_Problem to solve_
Your answer must consist of every line from the data below that includes the word "icon".

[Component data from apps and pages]
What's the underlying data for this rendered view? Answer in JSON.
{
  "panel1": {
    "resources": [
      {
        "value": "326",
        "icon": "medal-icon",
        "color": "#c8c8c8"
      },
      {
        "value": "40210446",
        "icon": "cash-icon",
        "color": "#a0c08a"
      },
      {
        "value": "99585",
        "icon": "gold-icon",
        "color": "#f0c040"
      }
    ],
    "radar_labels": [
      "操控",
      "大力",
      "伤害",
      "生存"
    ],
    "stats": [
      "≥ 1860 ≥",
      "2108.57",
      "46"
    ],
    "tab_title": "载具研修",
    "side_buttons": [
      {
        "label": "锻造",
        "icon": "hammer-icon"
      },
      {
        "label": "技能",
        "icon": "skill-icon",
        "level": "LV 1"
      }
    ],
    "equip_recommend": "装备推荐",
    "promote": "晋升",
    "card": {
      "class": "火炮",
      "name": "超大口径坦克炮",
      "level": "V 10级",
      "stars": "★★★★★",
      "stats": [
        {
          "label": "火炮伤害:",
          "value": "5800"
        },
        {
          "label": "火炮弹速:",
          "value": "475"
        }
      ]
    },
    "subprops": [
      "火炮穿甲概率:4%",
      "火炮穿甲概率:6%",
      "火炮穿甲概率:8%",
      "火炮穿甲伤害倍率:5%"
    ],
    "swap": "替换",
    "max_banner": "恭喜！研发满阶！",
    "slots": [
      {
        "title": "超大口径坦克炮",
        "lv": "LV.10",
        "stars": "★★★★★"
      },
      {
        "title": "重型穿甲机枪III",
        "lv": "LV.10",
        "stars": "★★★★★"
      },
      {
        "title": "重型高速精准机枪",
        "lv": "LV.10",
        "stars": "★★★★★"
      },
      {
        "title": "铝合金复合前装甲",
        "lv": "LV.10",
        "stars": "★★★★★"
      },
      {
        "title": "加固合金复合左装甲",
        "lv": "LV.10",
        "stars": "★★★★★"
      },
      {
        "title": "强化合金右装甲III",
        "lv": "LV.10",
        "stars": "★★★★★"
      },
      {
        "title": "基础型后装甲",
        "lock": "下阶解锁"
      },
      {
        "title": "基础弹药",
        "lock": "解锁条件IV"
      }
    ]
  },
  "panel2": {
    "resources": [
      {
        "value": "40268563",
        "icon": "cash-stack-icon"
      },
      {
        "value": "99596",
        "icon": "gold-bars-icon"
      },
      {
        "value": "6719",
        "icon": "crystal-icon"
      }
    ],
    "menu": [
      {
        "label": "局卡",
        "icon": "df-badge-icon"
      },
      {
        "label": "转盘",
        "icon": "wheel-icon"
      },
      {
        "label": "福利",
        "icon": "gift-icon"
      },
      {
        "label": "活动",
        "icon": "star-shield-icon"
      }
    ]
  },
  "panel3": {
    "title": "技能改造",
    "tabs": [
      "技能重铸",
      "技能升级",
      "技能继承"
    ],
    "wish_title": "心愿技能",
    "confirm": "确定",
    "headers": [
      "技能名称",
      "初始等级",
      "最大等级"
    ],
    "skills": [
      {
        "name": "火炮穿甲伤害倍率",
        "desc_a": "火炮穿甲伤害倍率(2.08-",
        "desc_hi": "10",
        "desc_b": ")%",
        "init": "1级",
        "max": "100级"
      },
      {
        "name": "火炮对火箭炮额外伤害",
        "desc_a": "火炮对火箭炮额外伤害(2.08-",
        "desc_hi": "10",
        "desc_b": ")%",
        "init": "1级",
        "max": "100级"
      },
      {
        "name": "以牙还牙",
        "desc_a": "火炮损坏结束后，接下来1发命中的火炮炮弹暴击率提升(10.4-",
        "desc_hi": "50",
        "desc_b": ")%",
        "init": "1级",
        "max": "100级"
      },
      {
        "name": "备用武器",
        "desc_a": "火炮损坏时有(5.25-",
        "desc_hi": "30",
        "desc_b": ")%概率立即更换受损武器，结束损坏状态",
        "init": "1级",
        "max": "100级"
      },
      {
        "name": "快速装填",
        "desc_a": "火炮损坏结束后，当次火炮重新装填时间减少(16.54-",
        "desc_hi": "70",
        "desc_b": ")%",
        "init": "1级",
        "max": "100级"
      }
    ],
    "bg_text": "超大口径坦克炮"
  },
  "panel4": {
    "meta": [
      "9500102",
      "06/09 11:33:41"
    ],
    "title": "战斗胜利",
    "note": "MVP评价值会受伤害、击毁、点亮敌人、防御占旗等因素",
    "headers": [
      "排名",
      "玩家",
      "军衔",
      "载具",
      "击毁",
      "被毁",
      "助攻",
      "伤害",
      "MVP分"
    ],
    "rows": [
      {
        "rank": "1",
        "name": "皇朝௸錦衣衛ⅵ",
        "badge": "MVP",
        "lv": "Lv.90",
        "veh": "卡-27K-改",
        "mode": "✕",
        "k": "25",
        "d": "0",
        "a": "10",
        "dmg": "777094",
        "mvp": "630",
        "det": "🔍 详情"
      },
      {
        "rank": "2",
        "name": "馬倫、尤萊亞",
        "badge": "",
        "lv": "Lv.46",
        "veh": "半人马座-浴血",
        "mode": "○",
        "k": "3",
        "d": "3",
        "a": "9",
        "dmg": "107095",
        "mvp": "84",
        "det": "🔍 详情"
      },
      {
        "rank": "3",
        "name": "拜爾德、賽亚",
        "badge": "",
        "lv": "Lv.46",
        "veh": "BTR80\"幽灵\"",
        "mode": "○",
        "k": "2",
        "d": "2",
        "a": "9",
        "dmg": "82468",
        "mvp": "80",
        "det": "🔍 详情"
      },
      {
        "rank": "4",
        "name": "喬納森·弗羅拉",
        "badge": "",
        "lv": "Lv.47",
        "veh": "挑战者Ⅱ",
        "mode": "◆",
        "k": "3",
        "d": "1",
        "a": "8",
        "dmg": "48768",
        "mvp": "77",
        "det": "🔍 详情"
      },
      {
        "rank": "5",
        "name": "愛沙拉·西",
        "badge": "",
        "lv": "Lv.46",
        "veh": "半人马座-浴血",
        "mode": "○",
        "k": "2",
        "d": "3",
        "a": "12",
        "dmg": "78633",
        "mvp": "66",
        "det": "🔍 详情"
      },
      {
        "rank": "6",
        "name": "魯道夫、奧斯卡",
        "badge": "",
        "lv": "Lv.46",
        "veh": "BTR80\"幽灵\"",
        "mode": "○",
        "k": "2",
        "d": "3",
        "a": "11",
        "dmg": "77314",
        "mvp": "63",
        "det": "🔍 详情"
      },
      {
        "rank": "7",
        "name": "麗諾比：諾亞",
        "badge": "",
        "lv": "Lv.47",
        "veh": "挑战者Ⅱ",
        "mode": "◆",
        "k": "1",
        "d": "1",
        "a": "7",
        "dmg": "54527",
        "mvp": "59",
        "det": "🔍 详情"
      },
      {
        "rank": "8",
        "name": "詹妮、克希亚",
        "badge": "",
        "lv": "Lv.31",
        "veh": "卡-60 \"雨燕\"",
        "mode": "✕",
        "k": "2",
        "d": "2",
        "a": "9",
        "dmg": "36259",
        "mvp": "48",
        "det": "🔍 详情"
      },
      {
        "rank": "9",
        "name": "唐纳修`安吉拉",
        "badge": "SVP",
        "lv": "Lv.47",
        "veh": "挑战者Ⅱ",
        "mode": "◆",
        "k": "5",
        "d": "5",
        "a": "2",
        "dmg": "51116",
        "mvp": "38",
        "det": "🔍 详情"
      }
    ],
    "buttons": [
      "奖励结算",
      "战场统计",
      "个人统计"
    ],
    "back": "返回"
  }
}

_Output below_
        "icon": "medal-icon",
        "icon": "cash-icon",
        "icon": "gold-icon",
        "icon": "hammer-icon"
        "icon": "skill-icon",
        "icon": "cash-stack-icon"
        "icon": "gold-bars-icon"
        "icon": "crystal-icon"
        "icon": "df-badge-icon"
        "icon": "wheel-icon"
        "icon": "gift-icon"
        "icon": "star-shield-icon"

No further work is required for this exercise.